Server Fault is a question and answer site for system and network administrators. It's 100% free, no registration required.

Sign up
Here's how it works:
  1. Anybody can ask a question
  2. Anybody can answer
  3. The best answers are voted up and rise to the top

I'm running a virtual machine on my windows OS at work, and i have dedicated 1.5 gigs of ram to it, but i'm wondering:

is that ram lost to my windows OS even when i'm not running the virtual machine?

share|improve this question
up vote 2 down vote accepted

You don't specify which hypervisor you're using, but the general answer is no, if a VM is not running then it does not consume any CPU or RAM resources.

See it for yourself - open your task manager and go to the Performance tab while your VM is running. Then shut down your VM and watch your RAM usage drop.

share|improve this answer
interesting thanks for the help. not quite sure what a hypervisor is ... but i'm using virtualbox. it seemed like it wouldn't be the case, but my professor said that it did use the RAM. maybe he misunderstood my question and thought i was talking about the partition ... – Robert Sep 1 '10 at 1:35
In this case, virtualbox is your hypervisor. Correct the HDD space is still allocated, which is why I did not include it in the answer - it's only CPU and RAM that are not allocated while the machine is shut down. – Mark Henderson Sep 1 '10 at 2:27

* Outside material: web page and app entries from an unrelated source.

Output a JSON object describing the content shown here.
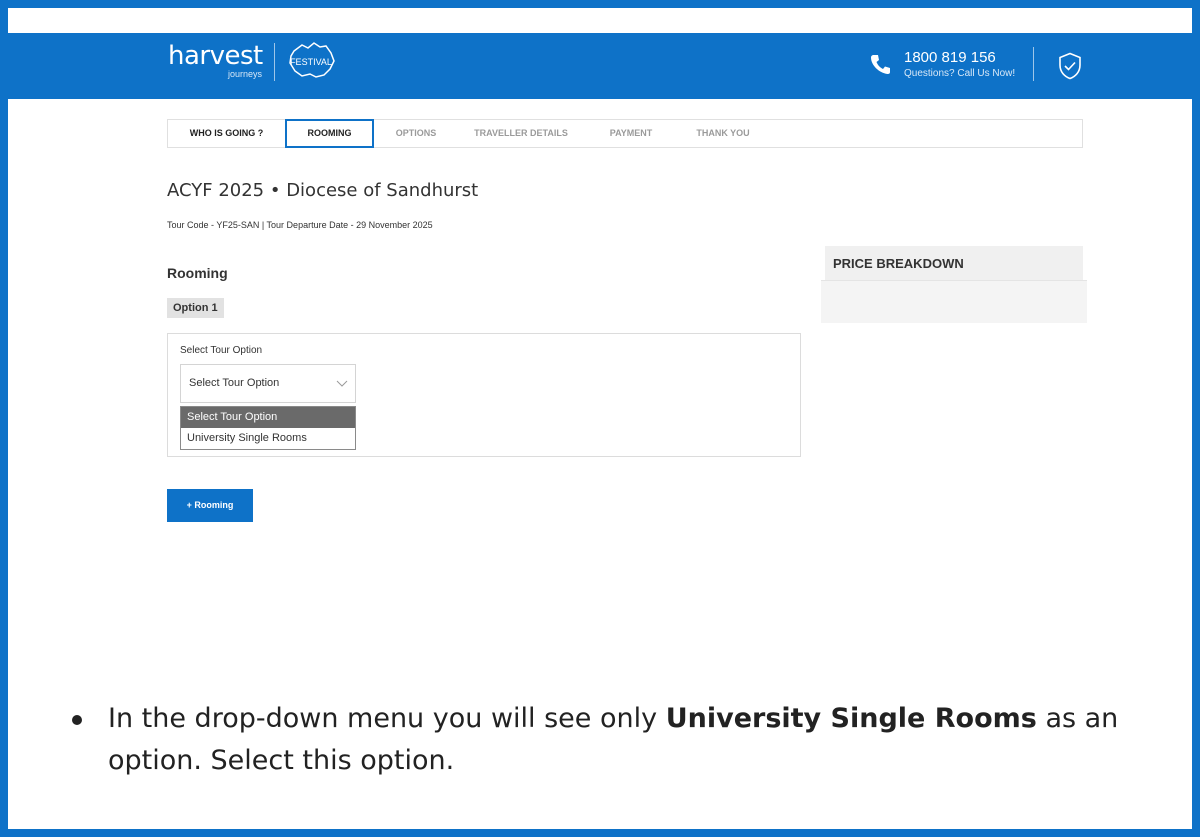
{
  "header": {
    "logo_word": "harvest",
    "logo_sub": "journeys",
    "festival_badge": "FESTIVAL",
    "phone_number": "1800 819 156",
    "phone_caption": "Questions? Call Us Now!",
    "brand_color": "#0e72c8"
  },
  "steps": [
    {
      "label": "WHO IS GOING ?",
      "state": "done"
    },
    {
      "label": "ROOMING",
      "state": "active"
    },
    {
      "label": "OPTIONS",
      "state": "upcoming"
    },
    {
      "label": "TRAVELLER DETAILS",
      "state": "upcoming"
    },
    {
      "label": "PAYMENT",
      "state": "upcoming"
    },
    {
      "label": "THANK YOU",
      "state": "upcoming"
    }
  ],
  "page": {
    "title": "ACYF 2025 • Diocese of Sandhurst",
    "tour_code_line": "Tour Code - YF25-SAN | Tour Departure Date - 29 November 2025"
  },
  "rooming": {
    "section_title": "Rooming",
    "option_tag": "Option 1",
    "field_label": "Select Tour Option",
    "select_value": "Select Tour Option",
    "options": [
      "Select Tour Option",
      "University Single Rooms"
    ],
    "add_button": "+ Rooming"
  },
  "price_panel": {
    "title": "PRICE BREAKDOWN"
  },
  "instruction": {
    "before": "In the drop-down menu you will see only ",
    "bold": "University Single Rooms",
    "after": " as an option. Select this option."
  },
  "icons": {
    "phone": "phone-icon",
    "shield": "shield-check-icon",
    "chevron": "chevron-down-icon"
  }
}
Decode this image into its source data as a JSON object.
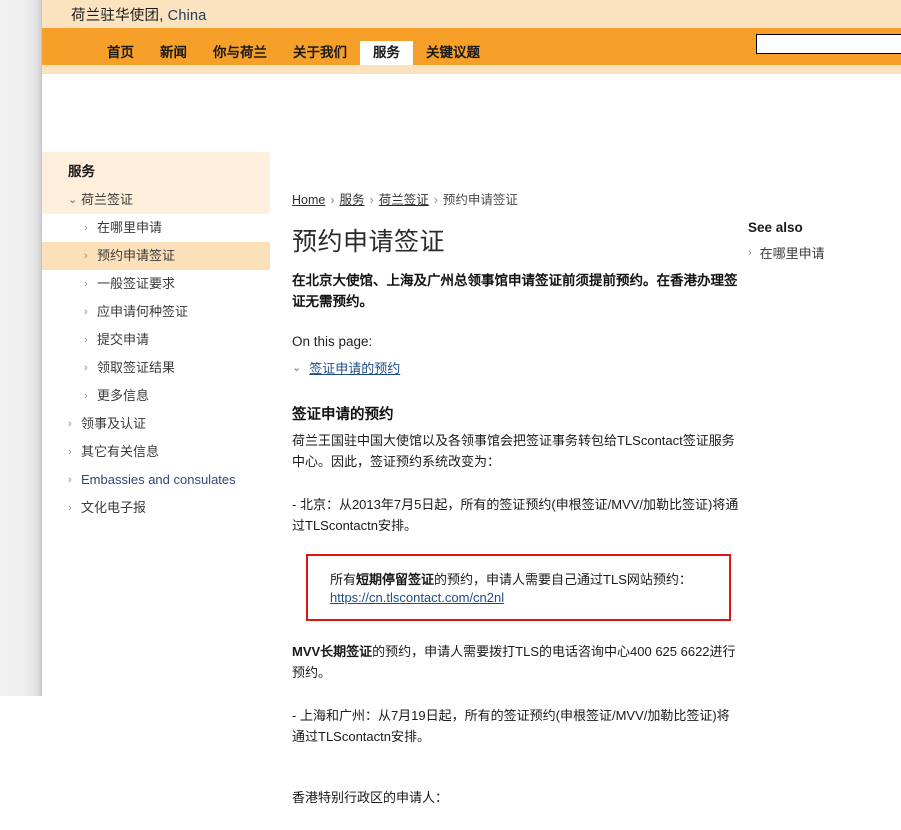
{
  "browser": {
    "gutter_color": "#efeff0"
  },
  "header": {
    "site_title_cn": "荷兰驻华使团",
    "site_title_sep": ",",
    "site_title_country": "China",
    "bar_color": "#fbe3bf",
    "nav_color": "#f6a02a"
  },
  "nav": {
    "tabs": [
      {
        "label": "首页",
        "active": false
      },
      {
        "label": "新闻",
        "active": false
      },
      {
        "label": "你与荷兰",
        "active": false
      },
      {
        "label": "关于我们",
        "active": false
      },
      {
        "label": "服务",
        "active": true
      },
      {
        "label": "关键议题",
        "active": false
      }
    ],
    "search": {
      "value": "",
      "placeholder": ""
    }
  },
  "sidebar": {
    "heading": "服务",
    "items": [
      {
        "label": "荷兰签证",
        "level": 1,
        "icon": "chevron-down-icon",
        "selected": false,
        "english": false
      },
      {
        "label": "在哪里申请",
        "level": 2,
        "icon": "chevron-right-icon",
        "selected": false,
        "english": false
      },
      {
        "label": "预约申请签证",
        "level": 2,
        "icon": "chevron-right-icon",
        "selected": true,
        "english": false
      },
      {
        "label": "一般签证要求",
        "level": 2,
        "icon": "chevron-right-icon",
        "selected": false,
        "english": false
      },
      {
        "label": "应申请何种签证",
        "level": 2,
        "icon": "chevron-right-icon",
        "selected": false,
        "english": false
      },
      {
        "label": "提交申请",
        "level": 2,
        "icon": "chevron-right-icon",
        "selected": false,
        "english": false
      },
      {
        "label": "领取签证结果",
        "level": 2,
        "icon": "chevron-right-icon",
        "selected": false,
        "english": false
      },
      {
        "label": "更多信息",
        "level": 2,
        "icon": "chevron-right-icon",
        "selected": false,
        "english": false
      },
      {
        "label": "领事及认证",
        "level": 1,
        "icon": "chevron-right-icon",
        "selected": false,
        "english": false
      },
      {
        "label": "其它有关信息",
        "level": 1,
        "icon": "chevron-right-icon",
        "selected": false,
        "english": false
      },
      {
        "label": "Embassies and consulates",
        "level": 1,
        "icon": "chevron-right-icon",
        "selected": false,
        "english": true
      },
      {
        "label": "文化电子报",
        "level": 1,
        "icon": "chevron-right-icon",
        "selected": false,
        "english": false
      }
    ]
  },
  "breadcrumb": {
    "items": [
      {
        "label": "Home",
        "link": true
      },
      {
        "label": "服务",
        "link": true
      },
      {
        "label": "荷兰签证",
        "link": true
      },
      {
        "label": "预约申请签证",
        "link": false
      }
    ],
    "separator": "›"
  },
  "main": {
    "page_title": "预约申请签证",
    "lead": "在北京大使馆、上海及广州总领事馆申请签证前须提前预约。在香港办理签证无需预约。",
    "on_this_page_label": "On this page:",
    "toc": [
      {
        "label": "签证申请的预约",
        "icon": "chevron-down-icon"
      }
    ],
    "section_heading": "签证申请的预约",
    "para_intro": "荷兰王国驻中国大使馆以及各领事馆会把签证事务转包给TLScontact签证服务中心。因此，签证预约系统改变为：",
    "para_beijing": "- 北京：从2013年7月5日起，所有的签证预约(申根签证/MVV/加勒比签证)将通过TLScontactn安排。",
    "red_box": {
      "text_prefix": "所有",
      "text_bold": "短期停留签证",
      "text_suffix": "的预约，申请人需要自己通过TLS网站预约：",
      "link_text": "https://cn.tlscontact.com/cn2nl",
      "border_color": "#e01616"
    },
    "para_mvv_bold": "MVV长期签证",
    "para_mvv_rest": "的预约，申请人需要拨打TLS的电话咨询中心400 625 6622进行预约。",
    "para_shanghai": "- 上海和广州：从7月19日起，所有的签证预约(申根签证/MVV/加勒比签证)将通过TLScontactn安排。",
    "para_hongkong": "香港特别行政区的申请人："
  },
  "see_also": {
    "title": "See also",
    "items": [
      {
        "label": "在哪里申请",
        "icon": "chevron-right-icon"
      }
    ]
  }
}
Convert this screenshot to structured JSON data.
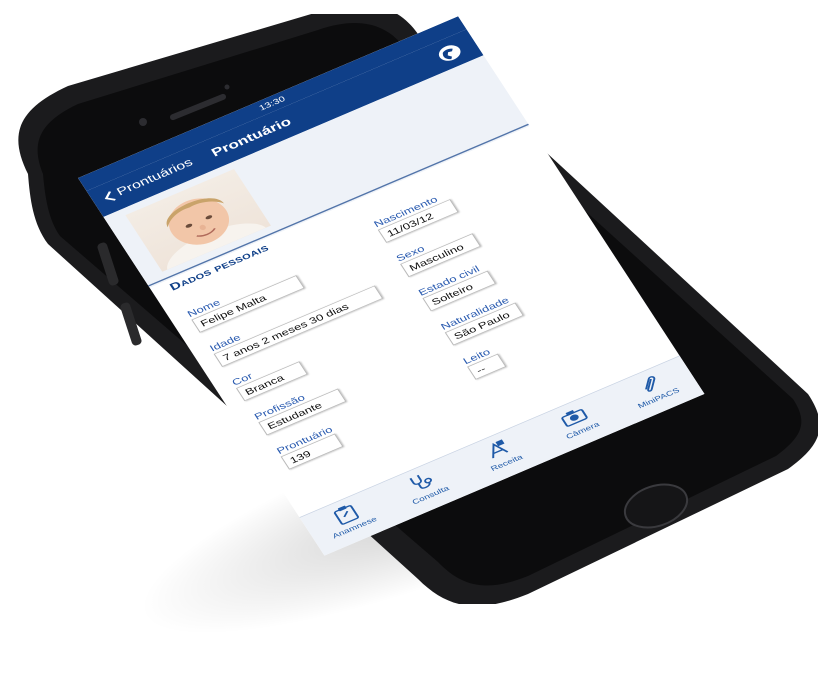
{
  "status_bar": {
    "time": "13:30"
  },
  "nav": {
    "back_label": "Prontuários",
    "title": "Prontuário"
  },
  "section_title": "Dados pessoais",
  "fields": {
    "nome": {
      "label": "Nome",
      "value": "Felipe Malta"
    },
    "nascimento": {
      "label": "Nascimento",
      "value": "11/03/12"
    },
    "sexo": {
      "label": "Sexo",
      "value": "Masculino"
    },
    "idade": {
      "label": "Idade",
      "value": "7 anos 2 meses 30 dias"
    },
    "estado_civil": {
      "label": "Estado civil",
      "value": "Solteiro"
    },
    "cor": {
      "label": "Cor",
      "value": "Branca"
    },
    "naturalidade": {
      "label": "Naturalidade",
      "value": "São Paulo"
    },
    "profissao": {
      "label": "Profissão",
      "value": "Estudante"
    },
    "leito": {
      "label": "Leito",
      "value": "--"
    },
    "prontuario": {
      "label": "Prontuário",
      "value": "139"
    }
  },
  "tabs": [
    {
      "label": "Anamnese",
      "icon": "clipboard-icon"
    },
    {
      "label": "Consulta",
      "icon": "stethoscope-icon"
    },
    {
      "label": "Receita",
      "icon": "prescription-icon"
    },
    {
      "label": "Câmera",
      "icon": "camera-icon"
    },
    {
      "label": "MiniPACS",
      "icon": "paperclip-icon"
    }
  ],
  "colors": {
    "primary": "#0f3f88",
    "accent": "#2a5bb0",
    "background": "#eef2f8"
  }
}
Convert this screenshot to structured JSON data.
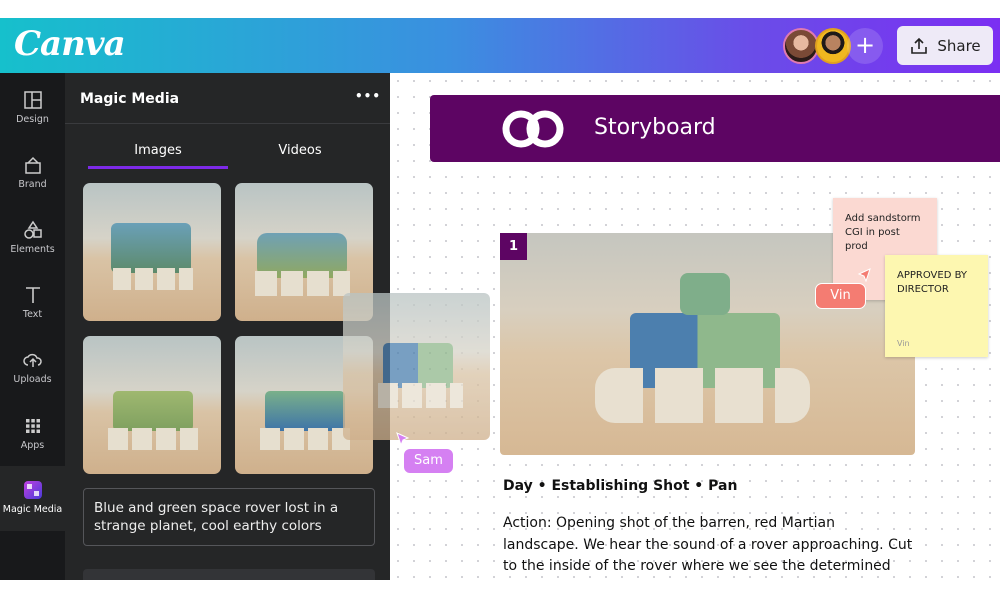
{
  "app": {
    "logo": "Canva",
    "share_label": "Share",
    "add_collaborator": "+"
  },
  "colors": {
    "accent": "#7d2ae8",
    "banner": "#5d0563",
    "vin_tag": "#f47c72",
    "sam_tag": "#d580f2",
    "sticky_pink": "#fbd9d2",
    "sticky_yellow": "#fdf7b0"
  },
  "sidebar": {
    "items": [
      {
        "label": "Design",
        "icon": "layout-icon"
      },
      {
        "label": "Brand",
        "icon": "brand-icon"
      },
      {
        "label": "Elements",
        "icon": "shapes-icon"
      },
      {
        "label": "Text",
        "icon": "text-icon"
      },
      {
        "label": "Uploads",
        "icon": "cloud-upload-icon"
      },
      {
        "label": "Apps",
        "icon": "grid-icon"
      },
      {
        "label": "Magic Media",
        "icon": "magic-media-icon",
        "active": true
      }
    ]
  },
  "panel": {
    "title": "Magic Media",
    "more": "•••",
    "tabs": [
      {
        "label": "Images",
        "active": true
      },
      {
        "label": "Videos"
      }
    ],
    "prompt": "Blue and green space rover lost in a strange planet, cool earthy colors"
  },
  "canvas": {
    "banner_title": "Storyboard",
    "scene_number": "1",
    "scene_heading": "Day • Establishing Shot • Pan",
    "scene_action": "Action: Opening shot of the barren, red Martian landscape. We hear the sound of a rover approaching. Cut to the inside of the rover where we see the determined face of our",
    "sticky_pink": "Add sandstorm CGI in post prod",
    "sticky_yellow": "APPROVED BY DIRECTOR",
    "sticky_yellow_author": "Vin",
    "cursor_vin": "Vin",
    "cursor_sam": "Sam"
  }
}
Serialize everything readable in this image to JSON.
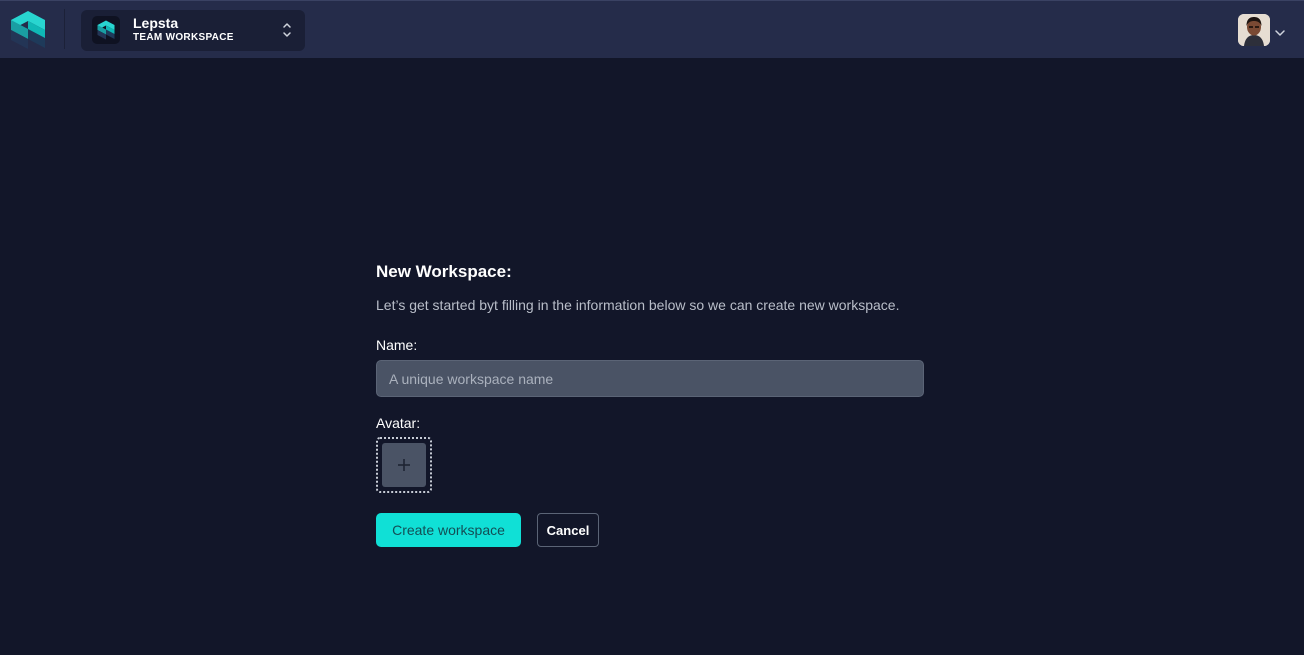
{
  "header": {
    "logo_icon": "app-logo-icon",
    "workspace": {
      "name": "Lepsta",
      "type": "TEAM WORKSPACE",
      "switch_icon": "chevron-up-down-icon"
    },
    "user_menu": {
      "avatar_icon": "user-avatar",
      "chevron_icon": "chevron-down-icon"
    }
  },
  "form": {
    "title": "New Workspace:",
    "subtitle": "Let’s get started byt filling in the information below so we can create new workspace.",
    "name_label": "Name:",
    "name_value": "",
    "name_placeholder": "A unique workspace name",
    "avatar_label": "Avatar:",
    "avatar_upload_icon": "plus-icon",
    "create_label": "Create workspace",
    "cancel_label": "Cancel"
  },
  "colors": {
    "background": "#121629",
    "header": "#252c4a",
    "accent": "#10e0d6",
    "input": "#4a5365"
  }
}
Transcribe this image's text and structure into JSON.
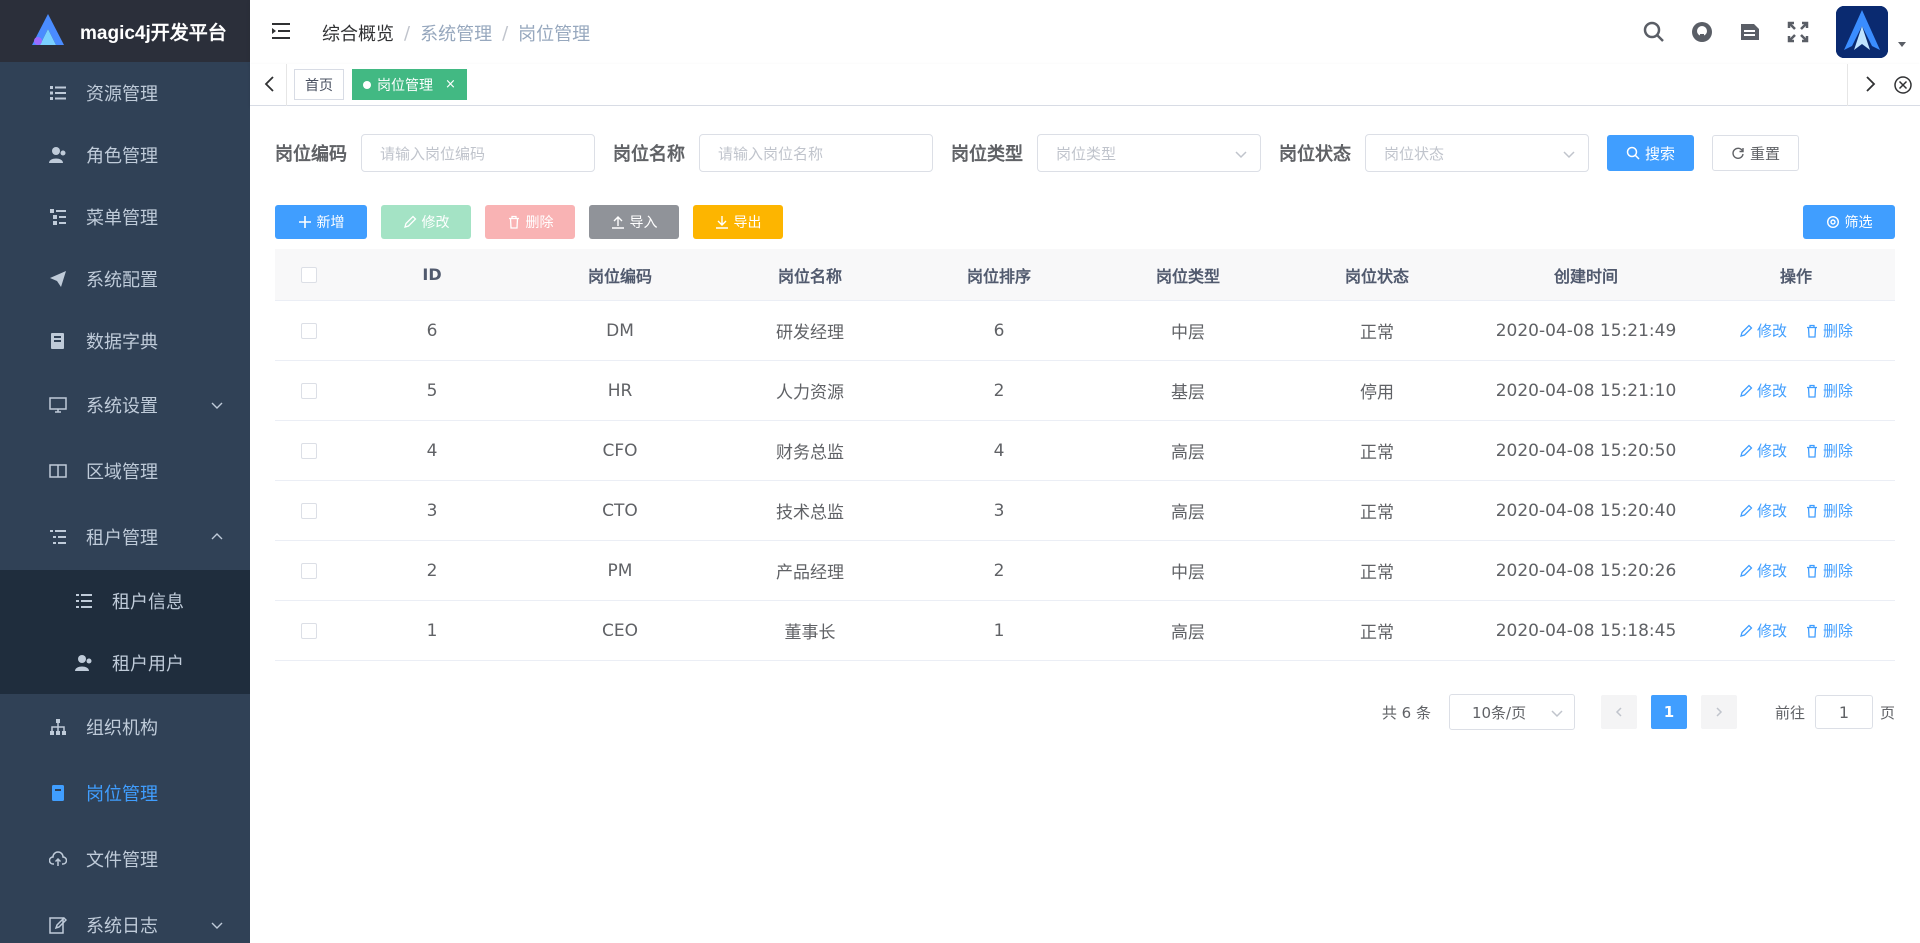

In general, a VM won't use RAM while the VM isn't "powered on."

It will use RAM when you're not interacting with it, if it is still powered on, and it may be hard to tell the difference in some cases between a VM that you're not connected to and one that's turned off.

Different virtualization systems may or may not use RAM when no VMs are in use. True hypervisors (of which Virtual Box is not one) will use some RAM when the hypervisor is active. If you're sitting at the "host" OS, and you have a hypervisor running, you'll have less RAM available than if you were not running a hypervisor. Hosted VMMs (like Virtual Box, VMWare Server, VMWare Player, Microsoft Virtual PC and Virtual Server) won't use any measurable RAM when no VMs are running.

It's often difficult to tell the difference between a "bare metal" hypervisor like VMWare ESX, Microsoft's HyperV or Xen and a hosted VMM.

share|improve this answer

Your Answer


By posting your answer, you agree to the privacy policy and terms of service.